* **Supplied records**:
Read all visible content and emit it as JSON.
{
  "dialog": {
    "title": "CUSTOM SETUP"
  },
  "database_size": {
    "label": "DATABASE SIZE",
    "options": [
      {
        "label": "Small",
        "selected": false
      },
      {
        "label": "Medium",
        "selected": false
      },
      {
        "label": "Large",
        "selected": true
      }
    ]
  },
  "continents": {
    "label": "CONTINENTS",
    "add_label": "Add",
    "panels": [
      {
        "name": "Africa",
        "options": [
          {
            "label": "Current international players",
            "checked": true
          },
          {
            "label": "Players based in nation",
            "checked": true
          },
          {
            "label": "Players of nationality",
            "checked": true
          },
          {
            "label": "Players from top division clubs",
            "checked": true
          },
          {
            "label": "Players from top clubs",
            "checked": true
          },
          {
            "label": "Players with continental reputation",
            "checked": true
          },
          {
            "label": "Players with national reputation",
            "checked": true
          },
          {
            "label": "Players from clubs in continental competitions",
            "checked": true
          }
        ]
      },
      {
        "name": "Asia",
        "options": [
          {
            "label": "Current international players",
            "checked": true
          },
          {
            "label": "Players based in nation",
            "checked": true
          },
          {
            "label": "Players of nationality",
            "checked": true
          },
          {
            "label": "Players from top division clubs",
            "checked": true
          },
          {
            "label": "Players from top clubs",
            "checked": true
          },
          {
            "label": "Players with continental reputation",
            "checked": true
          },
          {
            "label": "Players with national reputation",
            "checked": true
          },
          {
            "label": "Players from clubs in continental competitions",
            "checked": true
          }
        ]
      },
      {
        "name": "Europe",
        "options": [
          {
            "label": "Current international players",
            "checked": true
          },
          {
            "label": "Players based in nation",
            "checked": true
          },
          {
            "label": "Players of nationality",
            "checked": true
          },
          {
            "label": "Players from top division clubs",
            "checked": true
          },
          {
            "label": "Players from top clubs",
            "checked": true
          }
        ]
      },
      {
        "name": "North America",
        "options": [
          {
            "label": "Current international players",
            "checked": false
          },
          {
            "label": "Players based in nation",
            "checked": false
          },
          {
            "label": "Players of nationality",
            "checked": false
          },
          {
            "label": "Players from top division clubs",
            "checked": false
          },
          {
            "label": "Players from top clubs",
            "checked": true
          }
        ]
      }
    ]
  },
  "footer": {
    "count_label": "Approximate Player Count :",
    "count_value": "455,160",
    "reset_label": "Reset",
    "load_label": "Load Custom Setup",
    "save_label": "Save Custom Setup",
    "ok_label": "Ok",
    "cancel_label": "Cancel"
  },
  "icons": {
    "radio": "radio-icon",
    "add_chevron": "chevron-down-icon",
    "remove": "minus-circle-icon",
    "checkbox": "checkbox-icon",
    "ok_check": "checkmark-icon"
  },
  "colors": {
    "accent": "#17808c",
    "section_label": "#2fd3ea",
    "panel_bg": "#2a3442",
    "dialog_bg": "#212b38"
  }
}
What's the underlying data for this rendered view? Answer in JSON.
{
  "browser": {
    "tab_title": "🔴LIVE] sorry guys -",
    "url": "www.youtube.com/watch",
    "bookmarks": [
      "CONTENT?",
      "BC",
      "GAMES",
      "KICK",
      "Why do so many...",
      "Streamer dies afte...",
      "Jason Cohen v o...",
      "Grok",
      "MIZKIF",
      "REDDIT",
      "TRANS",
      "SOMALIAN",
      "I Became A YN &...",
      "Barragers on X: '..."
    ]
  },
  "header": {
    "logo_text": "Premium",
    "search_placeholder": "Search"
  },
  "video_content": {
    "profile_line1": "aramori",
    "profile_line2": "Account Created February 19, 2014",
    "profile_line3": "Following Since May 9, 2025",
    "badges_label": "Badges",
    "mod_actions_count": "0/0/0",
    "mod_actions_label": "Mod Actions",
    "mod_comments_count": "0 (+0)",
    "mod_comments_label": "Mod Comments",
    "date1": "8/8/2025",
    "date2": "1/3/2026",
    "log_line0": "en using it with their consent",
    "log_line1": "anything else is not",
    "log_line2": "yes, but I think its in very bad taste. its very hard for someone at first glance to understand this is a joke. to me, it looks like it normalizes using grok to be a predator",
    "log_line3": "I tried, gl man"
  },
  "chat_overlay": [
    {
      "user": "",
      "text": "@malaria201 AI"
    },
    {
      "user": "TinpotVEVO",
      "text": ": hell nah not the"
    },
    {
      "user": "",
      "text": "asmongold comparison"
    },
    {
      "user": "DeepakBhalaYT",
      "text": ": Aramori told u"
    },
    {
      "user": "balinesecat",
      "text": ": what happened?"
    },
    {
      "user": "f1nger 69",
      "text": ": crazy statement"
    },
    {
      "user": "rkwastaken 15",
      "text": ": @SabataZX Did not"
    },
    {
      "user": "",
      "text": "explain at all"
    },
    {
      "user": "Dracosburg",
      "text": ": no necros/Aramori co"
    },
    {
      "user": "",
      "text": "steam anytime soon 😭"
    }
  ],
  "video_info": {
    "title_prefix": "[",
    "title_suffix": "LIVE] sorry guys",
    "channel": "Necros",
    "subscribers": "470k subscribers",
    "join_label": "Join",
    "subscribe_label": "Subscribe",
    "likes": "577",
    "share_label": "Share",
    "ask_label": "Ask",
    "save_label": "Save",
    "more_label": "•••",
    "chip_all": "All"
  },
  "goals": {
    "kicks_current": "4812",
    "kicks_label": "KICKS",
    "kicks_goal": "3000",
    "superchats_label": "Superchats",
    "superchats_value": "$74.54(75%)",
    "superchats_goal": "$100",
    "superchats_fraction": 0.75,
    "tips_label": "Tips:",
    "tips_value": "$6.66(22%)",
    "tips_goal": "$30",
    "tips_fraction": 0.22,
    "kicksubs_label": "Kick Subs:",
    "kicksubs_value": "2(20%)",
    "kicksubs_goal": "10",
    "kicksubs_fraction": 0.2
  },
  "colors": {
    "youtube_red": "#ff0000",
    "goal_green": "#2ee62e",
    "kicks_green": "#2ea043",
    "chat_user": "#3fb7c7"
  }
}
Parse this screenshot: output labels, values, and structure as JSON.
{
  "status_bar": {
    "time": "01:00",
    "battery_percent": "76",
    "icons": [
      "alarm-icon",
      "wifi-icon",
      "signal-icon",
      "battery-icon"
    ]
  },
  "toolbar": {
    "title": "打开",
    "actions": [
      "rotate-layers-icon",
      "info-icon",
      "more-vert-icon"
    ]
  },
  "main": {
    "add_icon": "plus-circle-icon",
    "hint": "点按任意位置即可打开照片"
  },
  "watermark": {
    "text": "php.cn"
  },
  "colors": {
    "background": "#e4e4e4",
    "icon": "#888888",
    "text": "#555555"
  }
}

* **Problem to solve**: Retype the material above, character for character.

* **Completed task**:
Read all visible content and emit it as JSON.
{
  "dialog": {
    "title": "CUSTOM SETUP"
  },
  "database_size": {
    "label": "DATABASE SIZE",
    "options": [
      {
        "label": "Small",
        "selected": false
      },
      {
        "label": "Medium",
        "selected": false
      },
      {
        "label": "Large",
        "selected": true
      }
    ]
  },
  "continents": {
    "label": "CONTINENTS",
    "add_label": "Add",
    "panels": [
      {
        "name": "Africa",
        "options": [
          {
            "label": "Current international players",
            "checked": true
          },
          {
            "label": "Players based in nation",
            "checked": true
          },
          {
            "label": "Players of nationality",
            "checked": true
          },
          {
            "label": "Players from top division clubs",
            "checked": true
          },
          {
            "label": "Players from top clubs",
            "checked": true
          },
          {
            "label": "Players with continental reputation",
            "checked": true
          },
          {
            "label": "Players with national reputation",
            "checked": true
          },
          {
            "label": "Players from clubs in continental competitions",
            "checked": true
          }
        ]
      },
      {
        "name": "Asia",
        "options": [
          {
            "label": "Current international players",
            "checked": true
          },
          {
            "label": "Players based in nation",
            "checked": true
          },
          {
            "label": "Players of nationality",
            "checked": true
          },
          {
            "label": "Players from top division clubs",
            "checked": true
          },
          {
            "label": "Players from top clubs",
            "checked": true
          },
          {
            "label": "Players with continental reputation",
            "checked": true
          },
          {
            "label": "Players with national reputation",
            "checked": true
          },
          {
            "label": "Players from clubs in continental competitions",
            "checked": true
          }
        ]
      },
      {
        "name": "Europe",
        "options": [
          {
            "label": "Current international players",
            "checked": true
          },
          {
            "label": "Players based in nation",
            "checked": true
          },
          {
            "label": "Players of nationality",
            "checked": true
          },
          {
            "label": "Players from top division clubs",
            "checked": true
          },
          {
            "label": "Players from top clubs",
            "checked": true
          }
        ]
      },
      {
        "name": "North America",
        "options": [
          {
            "label": "Current international players",
            "checked": false
          },
          {
            "label": "Players based in nation",
            "checked": false
          },
          {
            "label": "Players of nationality",
            "checked": false
          },
          {
            "label": "Players from top division clubs",
            "checked": false
          },
          {
            "label": "Players from top clubs",
            "checked": true
          }
        ]
      }
    ]
  },
  "footer": {
    "count_label": "Approximate Player Count :",
    "count_value": "455,160",
    "reset_label": "Reset",
    "load_label": "Load Custom Setup",
    "save_label": "Save Custom Setup",
    "ok_label": "Ok",
    "cancel_label": "Cancel"
  },
  "icons": {
    "radio": "radio-icon",
    "add_chevron": "chevron-down-icon",
    "remove": "minus-circle-icon",
    "checkbox": "checkbox-icon",
    "ok_check": "checkmark-icon"
  },
  "colors": {
    "accent": "#17808c",
    "section_label": "#2fd3ea",
    "panel_bg": "#2a3442",
    "dialog_bg": "#212b38"
  }
}
What's the underlying data for this rendered view? Answer in JSON.
{
  "browser": {
    "tab_title": "🔴LIVE] sorry guys -",
    "url": "www.youtube.com/watch",
    "bookmarks": [
      "CONTENT?",
      "BC",
      "GAMES",
      "KICK",
      "Why do so many...",
      "Streamer dies afte...",
      "Jason Cohen v o...",
      "Grok",
      "MIZKIF",
      "REDDIT",
      "TRANS",
      "SOMALIAN",
      "I Became A YN &...",
      "Barragers on X: '..."
    ]
  },
  "header": {
    "logo_text": "Premium",
    "search_placeholder": "Search"
  },
  "video_content": {
    "profile_line1": "aramori",
    "profile_line2": "Account Created February 19, 2014",
    "profile_line3": "Following Since May 9, 2025",
    "badges_label": "Badges",
    "mod_actions_count": "0/0/0",
    "mod_actions_label": "Mod Actions",
    "mod_comments_count": "0 (+0)",
    "mod_comments_label": "Mod Comments",
    "date1": "8/8/2025",
    "date2": "1/3/2026",
    "log_line0": "en using it with their consent",
    "log_line1": "anything else is not",
    "log_line2": "yes, but I think its in very bad taste. its very hard for someone at first glance to understand this is a joke. to me, it looks like it normalizes using grok to be a predator",
    "log_line3": "I tried, gl man"
  },
  "chat_overlay": [
    {
      "user": "",
      "text": "@malaria201 AI"
    },
    {
      "user": "TinpotVEVO",
      "text": ": hell nah not the"
    },
    {
      "user": "",
      "text": "asmongold comparison"
    },
    {
      "user": "DeepakBhalaYT",
      "text": ": Aramori told u"
    },
    {
      "user": "balinesecat",
      "text": ": what happened?"
    },
    {
      "user": "f1nger 69",
      "text": ": crazy statement"
    },
    {
      "user": "rkwastaken 15",
      "text": ": @SabataZX Did not"
    },
    {
      "user": "",
      "text": "explain at all"
    },
    {
      "user": "Dracosburg",
      "text": ": no necros/Aramori co"
    },
    {
      "user": "",
      "text": "steam anytime soon 😭"
    }
  ],
  "video_info": {
    "title_prefix": "[",
    "title_suffix": "LIVE] sorry guys",
    "channel": "Necros",
    "subscribers": "470k subscribers",
    "join_label": "Join",
    "subscribe_label": "Subscribe",
    "likes": "577",
    "share_label": "Share",
    "ask_label": "Ask",
    "save_label": "Save",
    "more_label": "•••",
    "chip_all": "All"
  },
  "goals": {
    "kicks_current": "4812",
    "kicks_label": "KICKS",
    "kicks_goal": "3000",
    "superchats_label": "Superchats",
    "superchats_value": "$74.54(75%)",
    "superchats_goal": "$100",
    "superchats_fraction": 0.75,
    "tips_label": "Tips:",
    "tips_value": "$6.66(22%)",
    "tips_goal": "$30",
    "tips_fraction": 0.22,
    "kicksubs_label": "Kick Subs:",
    "kicksubs_value": "2(20%)",
    "kicksubs_goal": "10",
    "kicksubs_fraction": 0.2
  },
  "colors": {
    "youtube_red": "#ff0000",
    "goal_green": "#2ee62e",
    "kicks_green": "#2ea043",
    "chat_user": "#3fb7c7"
  }
}
Parse this screenshot: output labels, values, and structure as JSON.
{
  "status_bar": {
    "time": "01:00",
    "battery_percent": "76",
    "icons": [
      "alarm-icon",
      "wifi-icon",
      "signal-icon",
      "battery-icon"
    ]
  },
  "toolbar": {
    "title": "打开",
    "actions": [
      "rotate-layers-icon",
      "info-icon",
      "more-vert-icon"
    ]
  },
  "main": {
    "add_icon": "plus-circle-icon",
    "hint": "点按任意位置即可打开照片"
  },
  "watermark": {
    "text": "php.cn"
  },
  "colors": {
    "background": "#e4e4e4",
    "icon": "#888888",
    "text": "#555555"
  }
}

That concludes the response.